## Task item
Within the listing below, filter for "условия" and copy every matching line.

## Material for this exercise

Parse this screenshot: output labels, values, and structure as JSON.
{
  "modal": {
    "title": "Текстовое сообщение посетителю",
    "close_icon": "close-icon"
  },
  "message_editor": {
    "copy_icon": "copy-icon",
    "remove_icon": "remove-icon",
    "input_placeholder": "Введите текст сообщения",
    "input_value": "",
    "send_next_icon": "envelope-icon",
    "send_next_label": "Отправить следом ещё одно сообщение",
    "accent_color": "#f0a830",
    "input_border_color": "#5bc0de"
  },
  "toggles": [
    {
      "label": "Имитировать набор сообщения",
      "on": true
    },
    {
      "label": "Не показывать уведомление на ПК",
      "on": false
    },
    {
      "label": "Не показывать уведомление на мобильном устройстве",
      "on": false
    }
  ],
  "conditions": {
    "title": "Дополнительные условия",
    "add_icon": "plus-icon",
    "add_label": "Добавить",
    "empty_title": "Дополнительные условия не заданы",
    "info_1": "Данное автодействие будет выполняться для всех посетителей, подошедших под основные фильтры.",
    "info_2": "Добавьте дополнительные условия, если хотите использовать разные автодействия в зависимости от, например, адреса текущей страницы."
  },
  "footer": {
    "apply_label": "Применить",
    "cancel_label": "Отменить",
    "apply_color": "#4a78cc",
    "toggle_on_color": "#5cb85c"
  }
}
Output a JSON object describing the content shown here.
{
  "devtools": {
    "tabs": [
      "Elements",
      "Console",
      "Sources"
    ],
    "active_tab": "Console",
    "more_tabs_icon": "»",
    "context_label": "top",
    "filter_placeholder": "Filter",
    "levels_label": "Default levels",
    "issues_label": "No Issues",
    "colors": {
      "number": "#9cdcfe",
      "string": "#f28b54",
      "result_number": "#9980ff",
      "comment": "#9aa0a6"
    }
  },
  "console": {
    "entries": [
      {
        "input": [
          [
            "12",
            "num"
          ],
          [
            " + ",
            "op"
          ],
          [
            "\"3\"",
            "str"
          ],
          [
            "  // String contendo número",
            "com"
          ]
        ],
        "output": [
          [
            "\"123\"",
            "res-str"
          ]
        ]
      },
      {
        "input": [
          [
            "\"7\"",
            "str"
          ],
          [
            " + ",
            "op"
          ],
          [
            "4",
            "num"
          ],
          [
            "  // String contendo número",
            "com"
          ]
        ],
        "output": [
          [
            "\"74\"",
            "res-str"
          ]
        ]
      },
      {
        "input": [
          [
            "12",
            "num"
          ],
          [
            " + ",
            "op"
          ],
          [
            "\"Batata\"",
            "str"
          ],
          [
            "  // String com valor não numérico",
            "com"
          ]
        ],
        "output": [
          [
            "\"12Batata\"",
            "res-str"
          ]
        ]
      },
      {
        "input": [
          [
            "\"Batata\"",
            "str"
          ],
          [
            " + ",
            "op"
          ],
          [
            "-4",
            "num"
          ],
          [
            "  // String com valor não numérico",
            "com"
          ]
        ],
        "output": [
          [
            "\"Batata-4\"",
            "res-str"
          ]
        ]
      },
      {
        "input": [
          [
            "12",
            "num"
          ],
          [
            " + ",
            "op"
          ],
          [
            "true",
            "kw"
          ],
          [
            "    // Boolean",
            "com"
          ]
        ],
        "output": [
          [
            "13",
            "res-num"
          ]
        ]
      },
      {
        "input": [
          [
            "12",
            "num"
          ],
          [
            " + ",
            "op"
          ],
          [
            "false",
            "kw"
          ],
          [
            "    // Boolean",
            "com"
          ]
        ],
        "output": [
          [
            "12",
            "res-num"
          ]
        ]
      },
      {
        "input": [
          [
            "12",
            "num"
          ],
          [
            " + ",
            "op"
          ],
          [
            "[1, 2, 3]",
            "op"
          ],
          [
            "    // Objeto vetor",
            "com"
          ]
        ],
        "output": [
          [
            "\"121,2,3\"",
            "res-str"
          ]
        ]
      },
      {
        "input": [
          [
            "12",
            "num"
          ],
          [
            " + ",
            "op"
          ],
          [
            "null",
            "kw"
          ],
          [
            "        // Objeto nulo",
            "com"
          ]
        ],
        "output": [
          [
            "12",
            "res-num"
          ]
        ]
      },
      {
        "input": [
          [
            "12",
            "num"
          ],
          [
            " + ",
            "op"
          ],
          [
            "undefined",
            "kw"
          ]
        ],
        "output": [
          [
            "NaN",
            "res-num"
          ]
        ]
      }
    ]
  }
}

## Response area
    "title": "Дополнительные условия",
    "empty_title": "Дополнительные условия не заданы",
    "info_2": "Добавьте дополнительные условия, если хотите использовать разные автодействия в зависимости от, например, адреса текущей страницы."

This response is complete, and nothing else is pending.